Top of DATA PROVIDED
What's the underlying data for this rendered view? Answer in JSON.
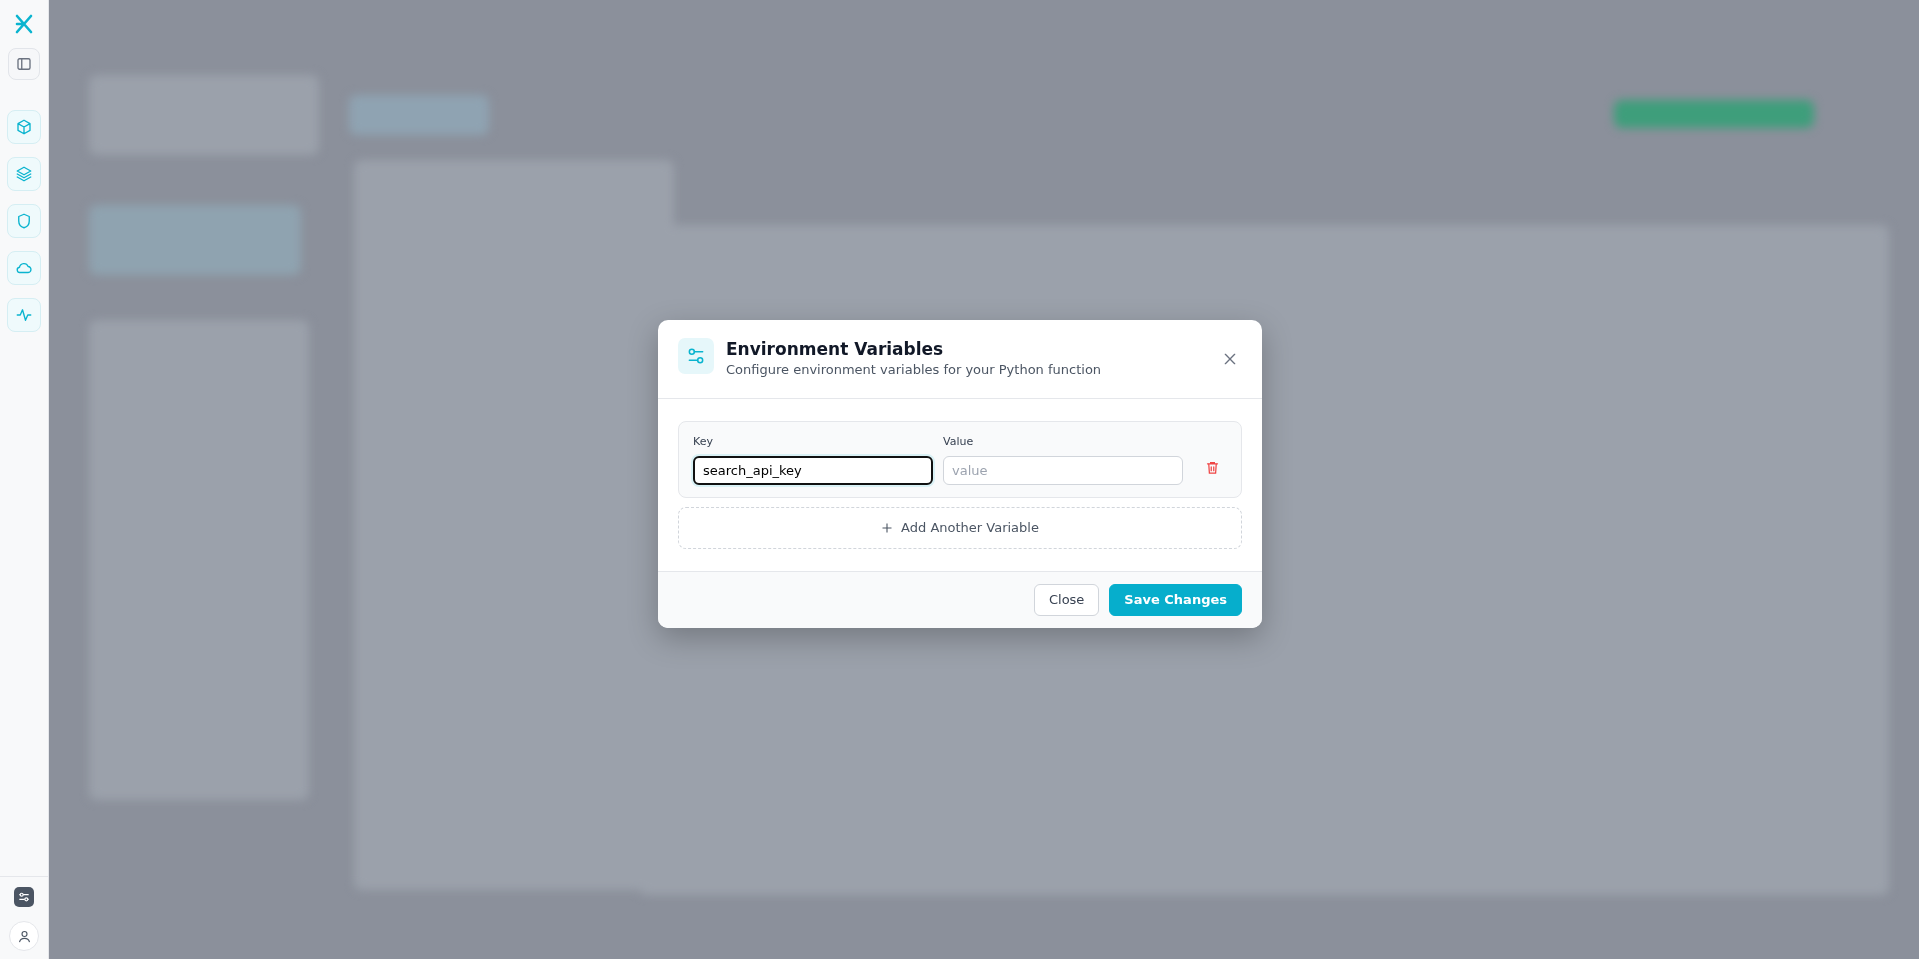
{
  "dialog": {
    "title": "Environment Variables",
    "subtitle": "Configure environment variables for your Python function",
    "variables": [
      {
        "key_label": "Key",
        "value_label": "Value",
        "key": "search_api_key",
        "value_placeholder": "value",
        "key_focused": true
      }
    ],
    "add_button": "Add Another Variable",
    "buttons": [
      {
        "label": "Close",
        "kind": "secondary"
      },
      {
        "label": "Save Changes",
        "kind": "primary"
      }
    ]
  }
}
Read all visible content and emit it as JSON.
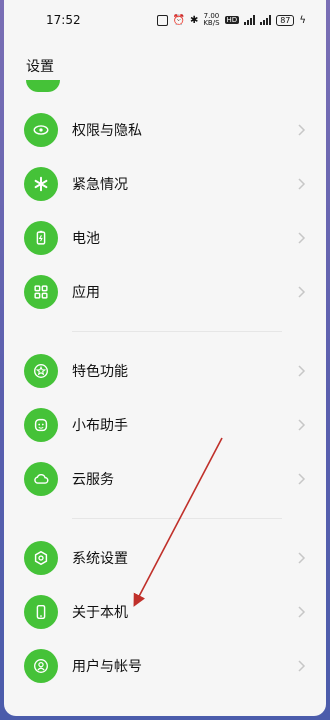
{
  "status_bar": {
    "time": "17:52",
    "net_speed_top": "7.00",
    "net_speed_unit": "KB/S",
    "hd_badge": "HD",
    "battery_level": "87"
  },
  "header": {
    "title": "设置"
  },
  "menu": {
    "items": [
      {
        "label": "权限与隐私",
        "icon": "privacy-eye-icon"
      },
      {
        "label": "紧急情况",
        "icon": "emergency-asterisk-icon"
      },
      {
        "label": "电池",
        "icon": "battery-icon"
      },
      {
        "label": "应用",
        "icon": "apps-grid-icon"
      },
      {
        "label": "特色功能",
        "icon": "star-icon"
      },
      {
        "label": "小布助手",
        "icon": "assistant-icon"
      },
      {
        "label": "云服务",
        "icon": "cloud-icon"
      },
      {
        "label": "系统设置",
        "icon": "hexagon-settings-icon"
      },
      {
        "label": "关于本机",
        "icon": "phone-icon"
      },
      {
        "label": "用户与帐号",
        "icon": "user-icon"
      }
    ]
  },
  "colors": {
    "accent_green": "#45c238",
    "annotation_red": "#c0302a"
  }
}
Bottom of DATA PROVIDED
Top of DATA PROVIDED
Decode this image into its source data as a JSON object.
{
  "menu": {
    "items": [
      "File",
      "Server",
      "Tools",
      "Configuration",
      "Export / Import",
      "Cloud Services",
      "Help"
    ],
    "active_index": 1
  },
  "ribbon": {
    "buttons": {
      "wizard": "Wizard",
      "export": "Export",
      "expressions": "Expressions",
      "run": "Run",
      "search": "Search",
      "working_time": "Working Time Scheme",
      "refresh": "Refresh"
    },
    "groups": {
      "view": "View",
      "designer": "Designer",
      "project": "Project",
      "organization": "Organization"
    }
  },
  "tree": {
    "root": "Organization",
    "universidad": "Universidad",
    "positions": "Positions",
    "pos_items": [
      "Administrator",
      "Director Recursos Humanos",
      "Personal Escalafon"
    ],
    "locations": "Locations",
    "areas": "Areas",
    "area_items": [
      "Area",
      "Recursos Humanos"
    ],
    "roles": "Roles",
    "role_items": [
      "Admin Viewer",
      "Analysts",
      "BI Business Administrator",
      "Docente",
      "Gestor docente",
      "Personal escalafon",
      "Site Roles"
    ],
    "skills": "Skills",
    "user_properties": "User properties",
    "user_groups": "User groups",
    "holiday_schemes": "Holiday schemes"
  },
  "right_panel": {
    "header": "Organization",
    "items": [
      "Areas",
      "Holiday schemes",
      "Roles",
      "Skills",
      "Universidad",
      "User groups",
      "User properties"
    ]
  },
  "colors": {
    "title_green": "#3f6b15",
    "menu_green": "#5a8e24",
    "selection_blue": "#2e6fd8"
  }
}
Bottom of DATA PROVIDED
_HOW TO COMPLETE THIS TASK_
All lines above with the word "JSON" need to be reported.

_YOUR RESPONSE_
What's the underlying data for this rendered view? Answer in JSON.
Read all visible content and emit it as JSON.
Decode this image into its source data as a JSON object.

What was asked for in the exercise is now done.